Even in a very optimistic scenario, where habitat is improved, the likelihood of these butterflies surviving climate change drops to zero by 2100, if emissions stay very high.
The “alarming” results highlight the need to limit climate change by capping emissions, the lead author tells Carbon Brief.
Very hungry caterpillars
In the summer of 1995, the UK experienced an exceptionally dry summer, the most arid since records began in 1776. Among the impacts of the hot, dry season, the population of several species of butterfly collapsed, says Dr Tom Oliver, a researcher at the UK’s Centre for Ecology and Hydrology.
Heatwaves and droughts affect adult butterflies, says Oliver, but caterpillars are even more sensitive to extreme weather, he explains to Carbon Brief:
Populations of some species of butterfly took several years to recover to normal levels, says Oliver.
With droughts likely to become more frequent as the climate warms, Oliver set about testing what effect this could have on butterfly numbers. Looking at data from the UK Butterfly Monitoring Service (UKBMS), they identified six species that tend to suffer a fall in number after dry years and suffered a major drop after the 1995 drought.

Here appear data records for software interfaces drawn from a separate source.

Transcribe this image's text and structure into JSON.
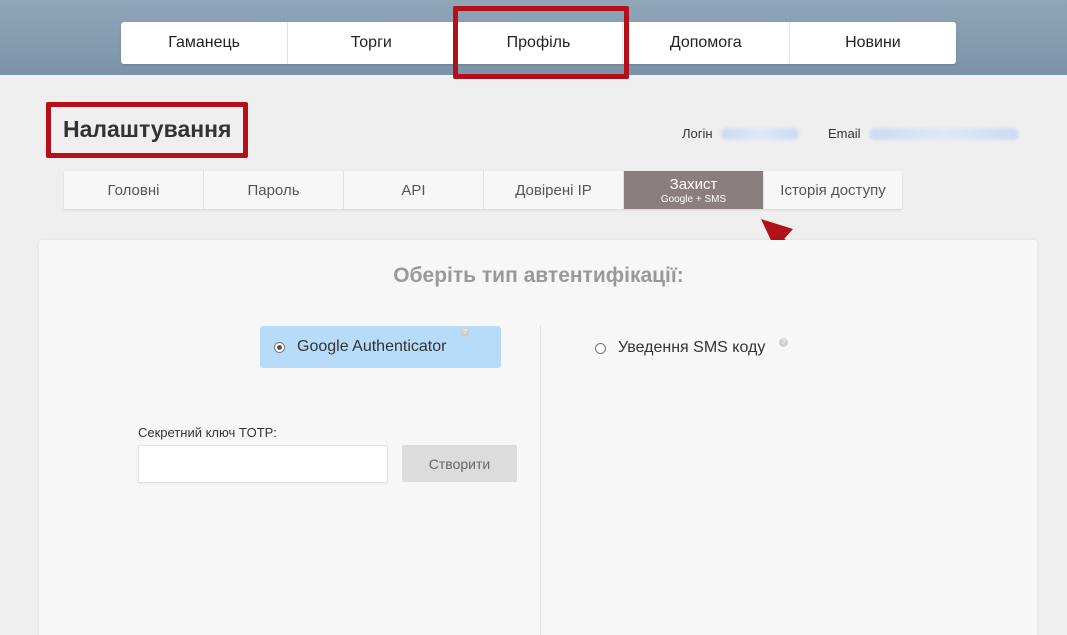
{
  "main_nav": {
    "items": [
      {
        "label": "Гаманець"
      },
      {
        "label": "Торги"
      },
      {
        "label": "Профіль"
      },
      {
        "label": "Допомога"
      },
      {
        "label": "Новини"
      }
    ]
  },
  "page": {
    "title": "Налаштування",
    "login_label": "Логін",
    "email_label": "Email"
  },
  "sub_tabs": {
    "items": [
      {
        "label": "Головні",
        "sub": ""
      },
      {
        "label": "Пароль",
        "sub": ""
      },
      {
        "label": "API",
        "sub": ""
      },
      {
        "label": "Довірені IP",
        "sub": ""
      },
      {
        "label": "Захист",
        "sub": "Google + SMS"
      },
      {
        "label": "Історія доступу",
        "sub": ""
      }
    ],
    "active_index": 4
  },
  "auth": {
    "heading": "Оберіть тип автентифікації:",
    "option_google": "Google Authenticator",
    "option_sms": "Уведення SMS коду",
    "help_glyph": "?",
    "totp_label": "Секретний ключ TOTP:",
    "totp_value": "",
    "create_button": "Створити"
  },
  "colors": {
    "annotation": "#b3101a",
    "active_tab": "#8b7e7f",
    "selected_option": "#b7dcf9"
  },
  "icons": {
    "help": "help-icon",
    "radio": "radio-icon",
    "arrow": "arrow-annotation"
  }
}
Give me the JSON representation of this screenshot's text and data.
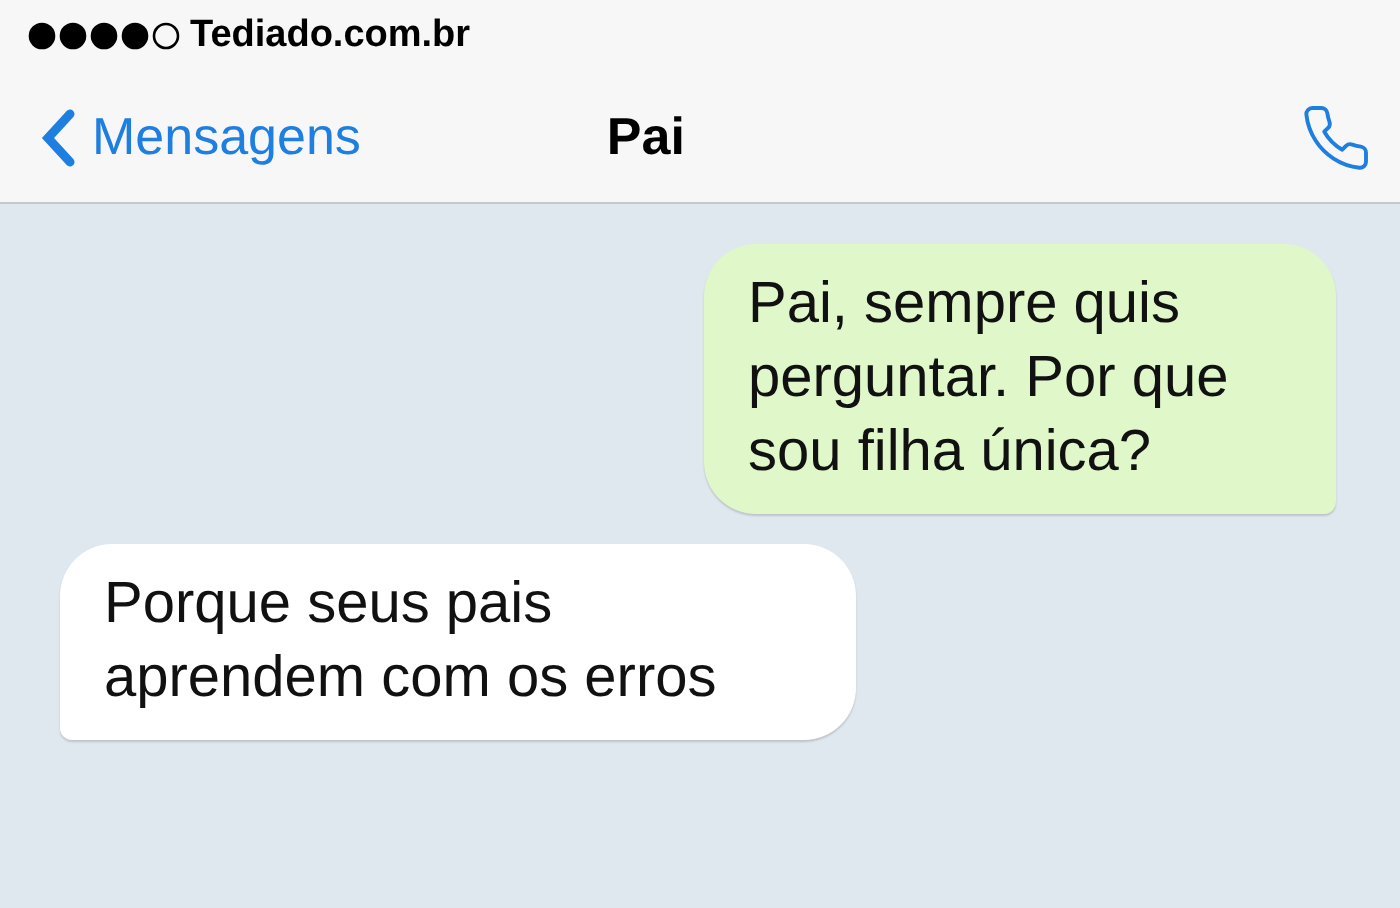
{
  "status_bar": {
    "carrier": "Tediado.com.br"
  },
  "header": {
    "back_label": "Mensagens",
    "title": "Pai"
  },
  "messages": [
    {
      "kind": "sent",
      "text": "Pai, sempre quis perguntar. Por que sou filha única?"
    },
    {
      "kind": "received",
      "text": "Porque seus pais aprendem com os erros"
    }
  ]
}
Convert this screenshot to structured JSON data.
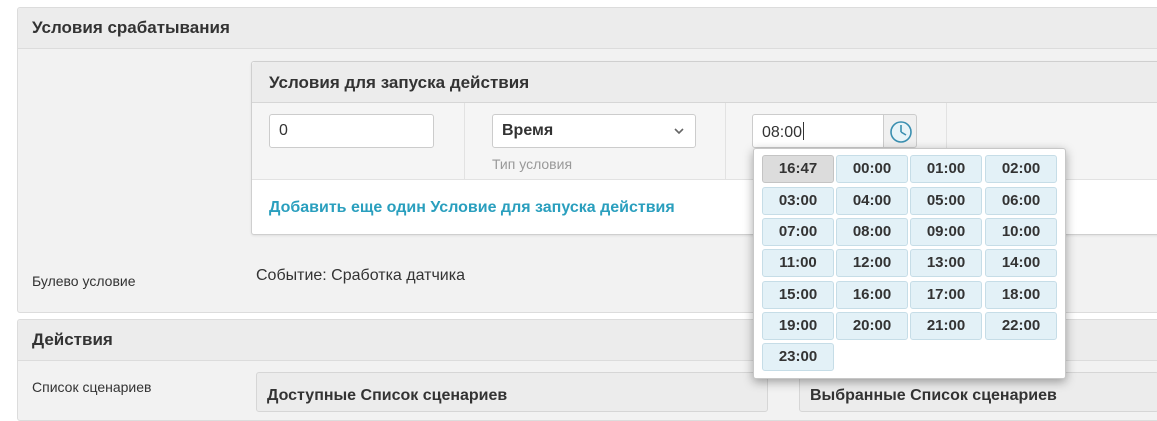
{
  "trigger_panel": {
    "title": "Условия срабатывания",
    "conditions_box": {
      "title": "Условия для запуска действия",
      "value_input": "0",
      "condition_type_select": "Время",
      "condition_type_hint": "Тип условия",
      "time_input": "08:00",
      "add_link": "Добавить еще один Условие для запуска действия"
    },
    "bool_condition": {
      "label": "Булево условие",
      "value": "Событие: Сработка датчика"
    }
  },
  "actions_panel": {
    "title": "Действия",
    "scenarios_label": "Список сценариев",
    "available_header": "Доступные Список сценариев",
    "selected_header": "Выбранные Список сценариев"
  },
  "time_picker": {
    "current": "16:47",
    "slots": [
      "00:00",
      "01:00",
      "02:00",
      "03:00",
      "04:00",
      "05:00",
      "06:00",
      "07:00",
      "08:00",
      "09:00",
      "10:00",
      "11:00",
      "12:00",
      "13:00",
      "14:00",
      "15:00",
      "16:00",
      "17:00",
      "18:00",
      "19:00",
      "20:00",
      "21:00",
      "22:00",
      "23:00"
    ]
  },
  "icons": {
    "clock": "clock-icon",
    "select_arrow": "chevron-down-icon"
  },
  "colors": {
    "link": "#2a9fbe",
    "slot_bg": "#e3f1f7",
    "current_slot_bg": "#dcdcdc"
  }
}
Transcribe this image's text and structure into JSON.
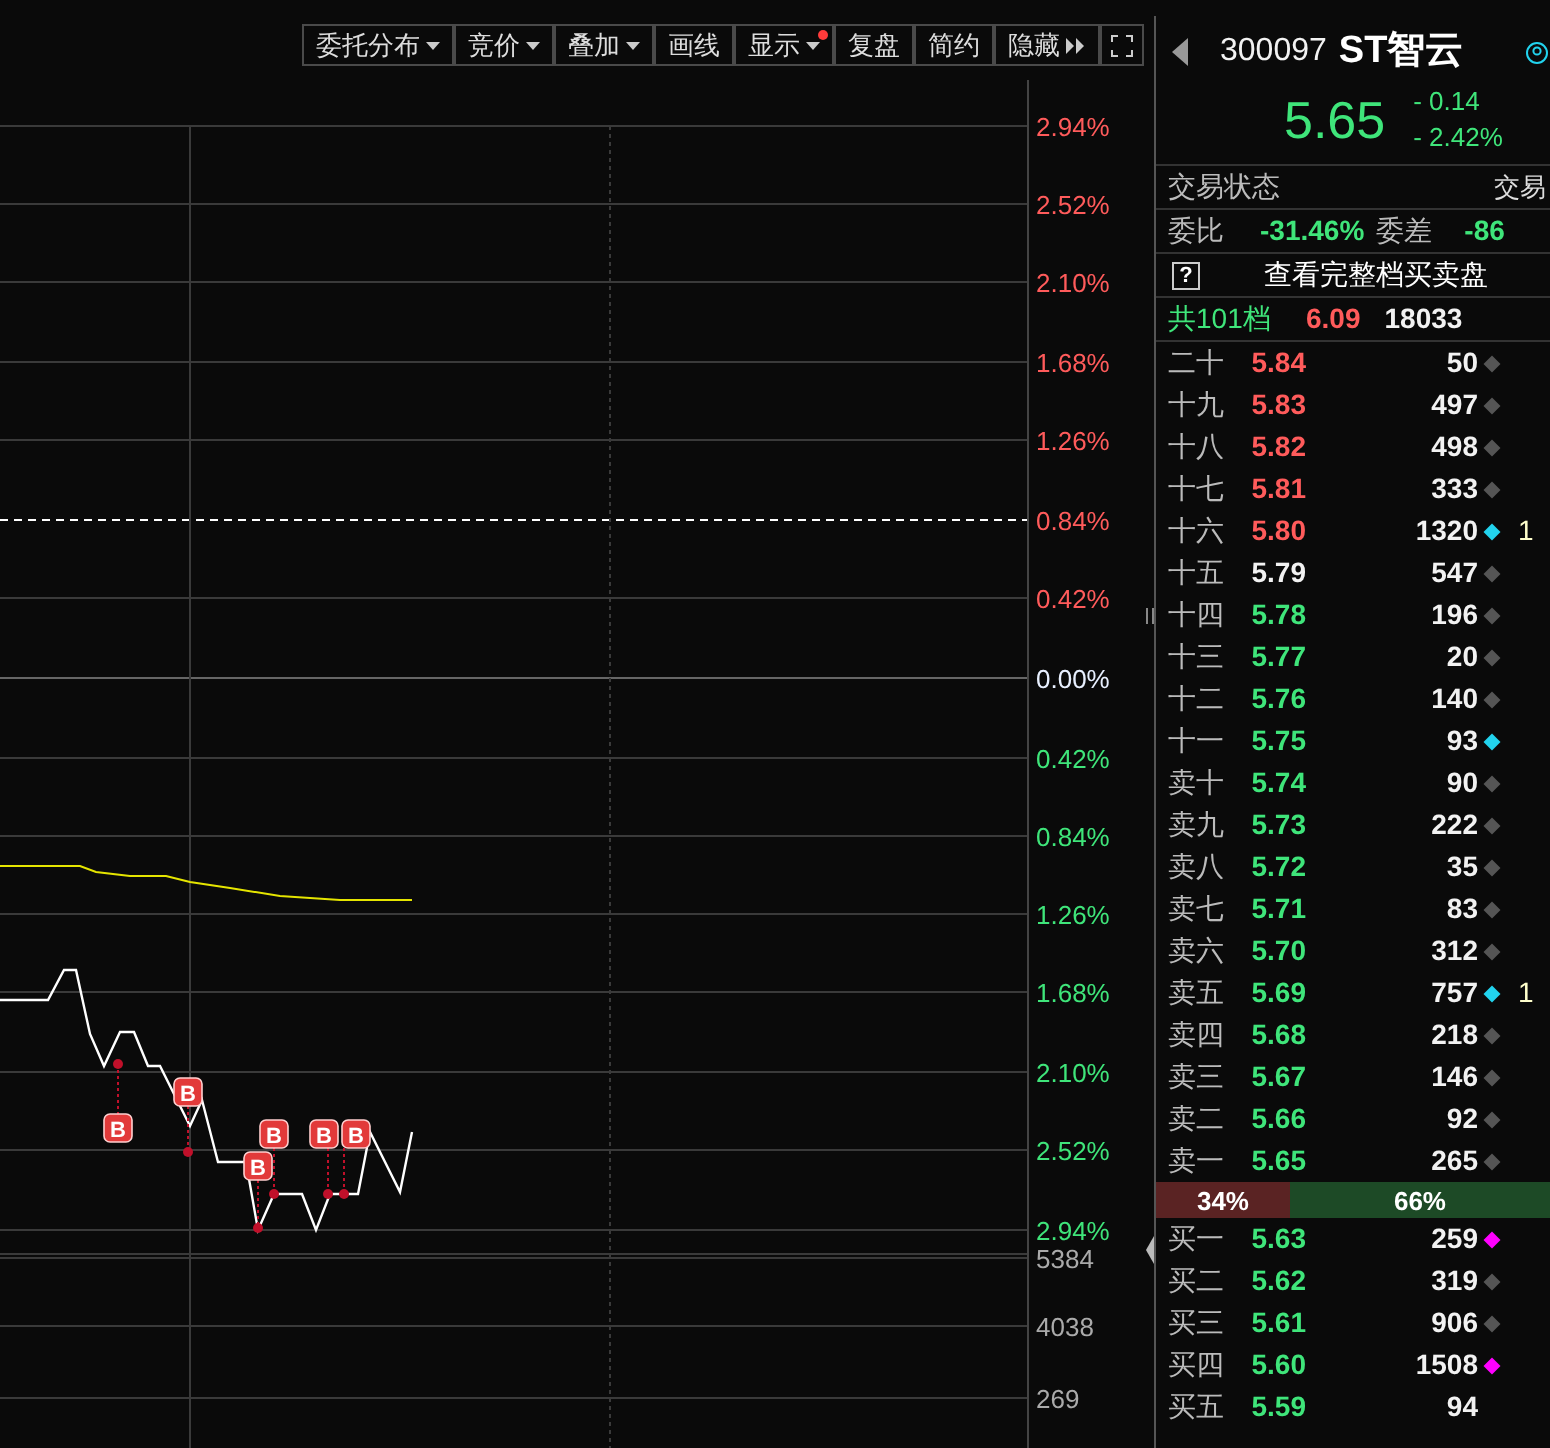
{
  "toolbar": [
    {
      "label": "委托分布",
      "dropdown": true,
      "alert": false,
      "collapse": false
    },
    {
      "label": "竞价",
      "dropdown": true,
      "alert": false,
      "collapse": false
    },
    {
      "label": "叠加",
      "dropdown": true,
      "alert": false,
      "collapse": false
    },
    {
      "label": "画线",
      "dropdown": false,
      "alert": false,
      "collapse": false
    },
    {
      "label": "显示",
      "dropdown": true,
      "alert": true,
      "collapse": false
    },
    {
      "label": "复盘",
      "dropdown": false,
      "alert": false,
      "collapse": false
    },
    {
      "label": "简约",
      "dropdown": false,
      "alert": false,
      "collapse": false
    },
    {
      "label": "隐藏",
      "dropdown": false,
      "alert": false,
      "collapse": true
    }
  ],
  "chart": {
    "price_axis": [
      {
        "text": "2.94%",
        "kind": "up"
      },
      {
        "text": "2.52%",
        "kind": "up"
      },
      {
        "text": "2.10%",
        "kind": "up"
      },
      {
        "text": "1.68%",
        "kind": "up"
      },
      {
        "text": "1.26%",
        "kind": "up"
      },
      {
        "text": "0.84%",
        "kind": "up"
      },
      {
        "text": "0.42%",
        "kind": "up"
      },
      {
        "text": "0.00%",
        "kind": "flat"
      },
      {
        "text": "0.42%",
        "kind": "down"
      },
      {
        "text": "0.84%",
        "kind": "down"
      },
      {
        "text": "1.26%",
        "kind": "down"
      },
      {
        "text": "1.68%",
        "kind": "down"
      },
      {
        "text": "2.10%",
        "kind": "down"
      },
      {
        "text": "2.52%",
        "kind": "down"
      },
      {
        "text": "2.94%",
        "kind": "down"
      }
    ],
    "volume_axis": [
      "5384",
      "4038",
      "269"
    ],
    "trade_marks": [
      {
        "label": "B"
      },
      {
        "label": "B"
      },
      {
        "label": "B"
      },
      {
        "label": "B"
      },
      {
        "label": "B"
      },
      {
        "label": "B"
      }
    ]
  },
  "quote": {
    "code": "300097",
    "name": "ST智云",
    "price": "5.65",
    "change": "- 0.14",
    "change_pct": "- 2.42%"
  },
  "status_row": {
    "label": "交易状态",
    "value": "交易"
  },
  "ratio_row": {
    "ratio_label": "委比",
    "ratio": "-31.46%",
    "diff_label": "委差",
    "diff": "-86"
  },
  "full_book_button": {
    "icon": "?",
    "label": "查看完整档买卖盘"
  },
  "total_row": {
    "label": "共101档",
    "price": "6.09",
    "volume": "18033"
  },
  "asks": [
    {
      "label": "二十",
      "price": "5.84",
      "volume": "50",
      "kind": "up",
      "color": "#555555"
    },
    {
      "label": "十九",
      "price": "5.83",
      "volume": "497",
      "kind": "up",
      "color": "#555555"
    },
    {
      "label": "十八",
      "price": "5.82",
      "volume": "498",
      "kind": "up",
      "color": "#555555"
    },
    {
      "label": "十七",
      "price": "5.81",
      "volume": "333",
      "kind": "up",
      "color": "#555555"
    },
    {
      "label": "十六",
      "price": "5.80",
      "volume": "1320",
      "kind": "up",
      "color": "#22d3ee",
      "extra": "1"
    },
    {
      "label": "十五",
      "price": "5.79",
      "volume": "547",
      "kind": "flat",
      "color": "#555555"
    },
    {
      "label": "十四",
      "price": "5.78",
      "volume": "196",
      "kind": "down",
      "color": "#555555"
    },
    {
      "label": "十三",
      "price": "5.77",
      "volume": "20",
      "kind": "down",
      "color": "#555555"
    },
    {
      "label": "十二",
      "price": "5.76",
      "volume": "140",
      "kind": "down",
      "color": "#555555"
    },
    {
      "label": "十一",
      "price": "5.75",
      "volume": "93",
      "kind": "down",
      "color": "#22d3ee"
    },
    {
      "label": "卖十",
      "price": "5.74",
      "volume": "90",
      "kind": "down",
      "color": "#555555"
    },
    {
      "label": "卖九",
      "price": "5.73",
      "volume": "222",
      "kind": "down",
      "color": "#555555"
    },
    {
      "label": "卖八",
      "price": "5.72",
      "volume": "35",
      "kind": "down",
      "color": "#555555"
    },
    {
      "label": "卖七",
      "price": "5.71",
      "volume": "83",
      "kind": "down",
      "color": "#555555"
    },
    {
      "label": "卖六",
      "price": "5.70",
      "volume": "312",
      "kind": "down",
      "color": "#555555"
    },
    {
      "label": "卖五",
      "price": "5.69",
      "volume": "757",
      "kind": "down",
      "color": "#22d3ee",
      "extra": "1"
    },
    {
      "label": "卖四",
      "price": "5.68",
      "volume": "218",
      "kind": "down",
      "color": "#555555"
    },
    {
      "label": "卖三",
      "price": "5.67",
      "volume": "146",
      "kind": "down",
      "color": "#555555"
    },
    {
      "label": "卖二",
      "price": "5.66",
      "volume": "92",
      "kind": "down",
      "color": "#555555"
    },
    {
      "label": "卖一",
      "price": "5.65",
      "volume": "265",
      "kind": "down",
      "color": "#555555"
    }
  ],
  "balance": {
    "sell": "34%",
    "buy": "66%",
    "level": 0.34
  },
  "bids": [
    {
      "label": "买一",
      "price": "5.63",
      "volume": "259",
      "kind": "down",
      "color": "#ff00ff"
    },
    {
      "label": "买二",
      "price": "5.62",
      "volume": "319",
      "kind": "down",
      "color": "#555555"
    },
    {
      "label": "买三",
      "price": "5.61",
      "volume": "906",
      "kind": "down",
      "color": "#555555"
    },
    {
      "label": "买四",
      "price": "5.60",
      "volume": "1508",
      "kind": "down",
      "color": "#ff00ff"
    },
    {
      "label": "买五",
      "price": "5.59",
      "volume": "94",
      "kind": "down"
    }
  ]
}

The results of the study, published in Nature Climate Change, suggest that rising temperatures and fragmented habitats could mean we lose entire species of butterfly by the middle of the century.
With global temperature as it is today, we wouldn’t expect another drought as severe as 1995 for more than 200 years. But climate change will drastically cut this return time in the future, the researchers say.
Even if global temperature rise is held at 2C above pre-industrial levels – that’s 1.15C above the warming we’ve already seen to date – we could still expect to see a drought as serious as 1995 every six years. On the other hand, if emissions stay very high, a severe drought could be expected almost every year.
In the charts from the paper below, you can see how aridity – a measure of dryness – is projected to increase in England through the century. The bigger the increase in aridity, the more likely it is for a drought to occur. The dashed line shows the year 1995 for comparison.
With droughts coming as often as every few years, butterflies wouldn’t be able to recover in between, Oliver says:
Butterflies like to live in what are called semi-natural habitats, says Oliver:
But buildings, roads and other developments can eat into, or fragment, this habitat, which also affects butterfly numbers, Oliver says:
After the 1995 drought, butterflies in fragmented habitats were the worst affected and the slowest to recover, the study notes.
To look at how the added impact of habitat change might affect their projections, the authors incorporated potential future changes in habitat into their analysis. They factored in the total area of habitat and how fragmented it becomes, based on possible land-use changes around butterfly monitoring sites.
As the red line in the top-left chart below shows, even with the most optimistic projections where habitat is widely available, drought-sensitive butterfly populations wouldn’t survive climate change if emissions remain very high. And with more fragmented habitats, as in the middle two charts, they could be extinct by 2050.
Under low emissions and plentiful habitat (blue line in the top-left chart), the butterflies have about a 50:50 chance of survival through the century, the paper says.
Oliver says it’s unlikely that the drought-prone butterflies will evolve sufficiently to cope with increasingly dry conditions:
Despite the gloomy projections, there is some room for optimism, says Oliver:
But for improved habitat to help ensure the survival of these drought-sensitive butterflies, it must be combined with major emissions reductions, the paper concludes.
Though the study focuses on vulnerable butterfly species, the results could provide a warning about the survival of other insects, Oliver says:
And these species offer a lot more than just being nice to look at as they flutter or buzz around our gardens, says Oliver:
Main image: Speckled wood butterfly.
Oliver, T.H. et al. (2015) Interacting effects of climate change and habitat fragmentation on drought-sensitive butterflies, Nature Climate Change, doi:10.1038/nclimate2746
Frequent droughts and habitat loss could push drought-sensitive butterflies in the UK to local extinction by the middle of the century